**Exercise**
Examine the material below and count the lines that hold the word "execute". Report only the number.

**Provided data**
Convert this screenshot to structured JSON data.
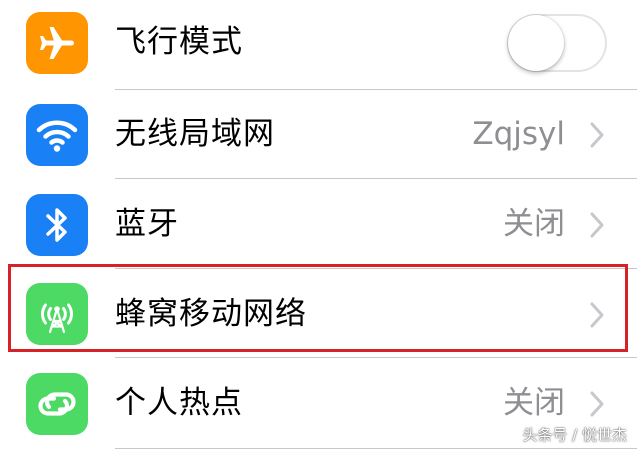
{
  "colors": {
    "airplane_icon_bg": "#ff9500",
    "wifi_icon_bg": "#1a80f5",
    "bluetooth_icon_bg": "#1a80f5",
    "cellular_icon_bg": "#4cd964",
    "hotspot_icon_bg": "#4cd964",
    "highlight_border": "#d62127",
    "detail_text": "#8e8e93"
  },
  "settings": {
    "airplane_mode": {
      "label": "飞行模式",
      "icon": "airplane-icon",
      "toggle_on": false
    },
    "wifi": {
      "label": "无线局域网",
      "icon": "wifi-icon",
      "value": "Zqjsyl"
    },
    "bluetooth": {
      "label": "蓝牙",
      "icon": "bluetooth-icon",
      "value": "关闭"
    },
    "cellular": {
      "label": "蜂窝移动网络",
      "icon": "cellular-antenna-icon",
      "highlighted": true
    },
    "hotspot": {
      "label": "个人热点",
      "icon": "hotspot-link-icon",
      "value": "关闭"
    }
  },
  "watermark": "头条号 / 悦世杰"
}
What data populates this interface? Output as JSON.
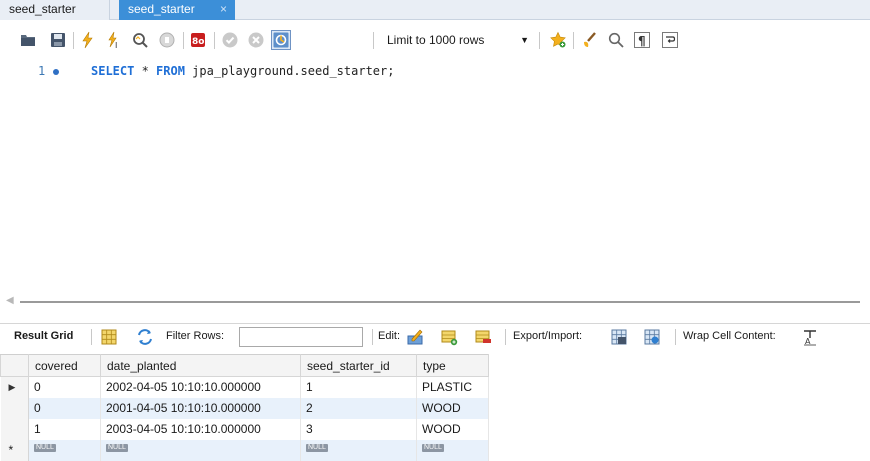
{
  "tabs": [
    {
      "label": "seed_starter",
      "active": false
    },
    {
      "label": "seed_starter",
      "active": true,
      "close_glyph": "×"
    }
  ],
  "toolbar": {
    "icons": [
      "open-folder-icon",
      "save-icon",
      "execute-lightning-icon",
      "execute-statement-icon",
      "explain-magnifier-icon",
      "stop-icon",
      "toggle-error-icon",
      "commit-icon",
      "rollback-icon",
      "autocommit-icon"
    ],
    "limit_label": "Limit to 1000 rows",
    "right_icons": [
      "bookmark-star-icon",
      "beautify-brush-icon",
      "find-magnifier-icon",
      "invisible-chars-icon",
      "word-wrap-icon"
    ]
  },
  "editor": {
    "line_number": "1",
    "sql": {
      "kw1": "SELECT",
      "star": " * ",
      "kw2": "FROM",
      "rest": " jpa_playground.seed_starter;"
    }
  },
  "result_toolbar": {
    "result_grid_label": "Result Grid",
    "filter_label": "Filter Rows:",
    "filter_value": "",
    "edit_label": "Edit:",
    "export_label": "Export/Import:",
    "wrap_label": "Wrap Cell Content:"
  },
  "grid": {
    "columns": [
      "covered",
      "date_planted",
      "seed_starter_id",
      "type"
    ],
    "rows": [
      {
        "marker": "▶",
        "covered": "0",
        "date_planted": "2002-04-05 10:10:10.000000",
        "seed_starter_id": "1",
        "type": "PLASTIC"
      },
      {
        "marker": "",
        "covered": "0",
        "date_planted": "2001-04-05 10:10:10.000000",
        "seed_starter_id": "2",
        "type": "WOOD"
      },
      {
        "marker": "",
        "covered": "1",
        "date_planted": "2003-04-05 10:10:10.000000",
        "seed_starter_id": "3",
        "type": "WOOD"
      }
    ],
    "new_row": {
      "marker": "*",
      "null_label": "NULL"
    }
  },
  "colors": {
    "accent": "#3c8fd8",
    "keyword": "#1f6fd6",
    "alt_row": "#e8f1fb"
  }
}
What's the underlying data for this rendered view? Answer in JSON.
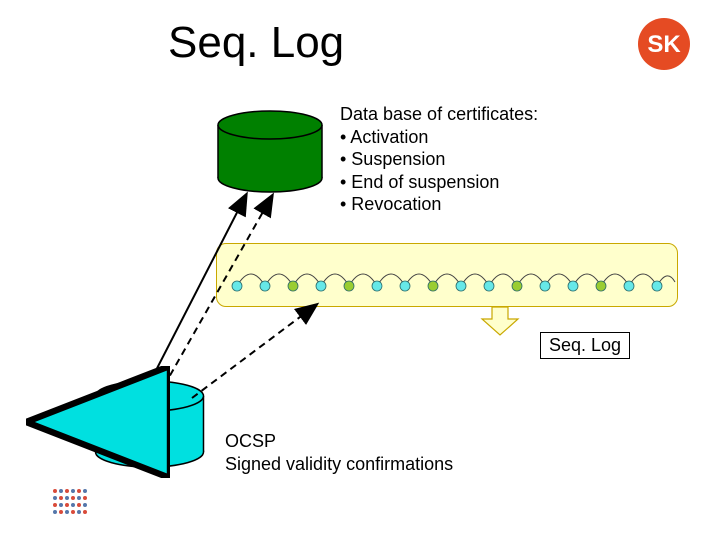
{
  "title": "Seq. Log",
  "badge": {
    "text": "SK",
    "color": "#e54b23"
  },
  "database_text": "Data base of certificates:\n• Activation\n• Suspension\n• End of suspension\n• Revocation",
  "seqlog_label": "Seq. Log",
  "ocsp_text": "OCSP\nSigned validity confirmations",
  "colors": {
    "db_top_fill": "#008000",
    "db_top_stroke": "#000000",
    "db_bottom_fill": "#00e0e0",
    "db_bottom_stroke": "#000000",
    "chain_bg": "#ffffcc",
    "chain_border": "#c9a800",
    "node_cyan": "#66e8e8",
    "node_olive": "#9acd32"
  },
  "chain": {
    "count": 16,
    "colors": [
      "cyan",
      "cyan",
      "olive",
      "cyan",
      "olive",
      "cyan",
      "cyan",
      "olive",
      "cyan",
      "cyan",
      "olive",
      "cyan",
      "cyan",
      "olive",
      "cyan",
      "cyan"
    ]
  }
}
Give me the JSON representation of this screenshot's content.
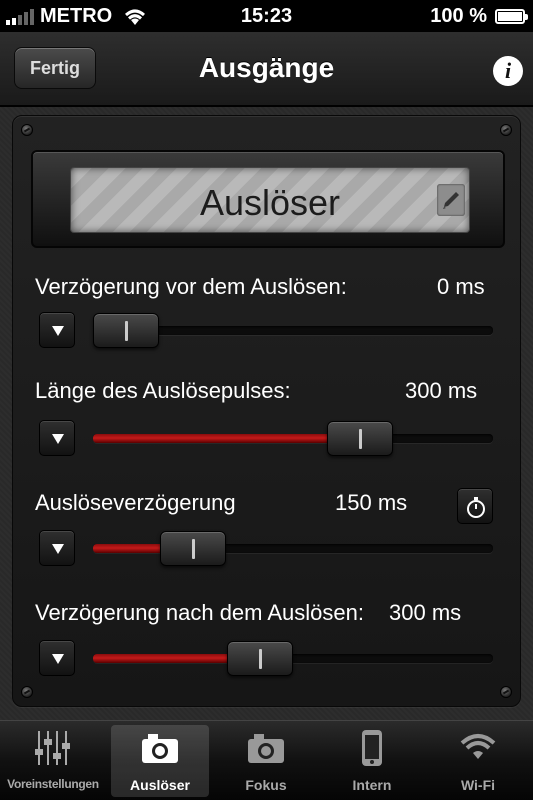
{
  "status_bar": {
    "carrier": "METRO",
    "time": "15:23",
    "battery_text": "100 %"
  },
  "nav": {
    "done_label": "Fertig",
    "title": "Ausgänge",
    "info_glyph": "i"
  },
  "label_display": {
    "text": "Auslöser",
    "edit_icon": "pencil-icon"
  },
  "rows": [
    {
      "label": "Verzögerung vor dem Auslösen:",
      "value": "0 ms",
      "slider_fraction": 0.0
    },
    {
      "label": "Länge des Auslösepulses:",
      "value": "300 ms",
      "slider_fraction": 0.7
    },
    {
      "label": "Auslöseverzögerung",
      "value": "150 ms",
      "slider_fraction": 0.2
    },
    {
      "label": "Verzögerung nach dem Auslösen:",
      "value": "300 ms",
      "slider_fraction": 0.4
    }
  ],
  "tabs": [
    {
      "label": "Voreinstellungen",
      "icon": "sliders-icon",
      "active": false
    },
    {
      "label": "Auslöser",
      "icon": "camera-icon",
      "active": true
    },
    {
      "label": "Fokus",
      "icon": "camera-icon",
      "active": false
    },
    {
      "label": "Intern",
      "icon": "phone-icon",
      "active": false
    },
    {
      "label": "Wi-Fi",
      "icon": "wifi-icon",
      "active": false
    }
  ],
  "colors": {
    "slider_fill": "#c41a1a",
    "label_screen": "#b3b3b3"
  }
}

**Solution for this exercise**
2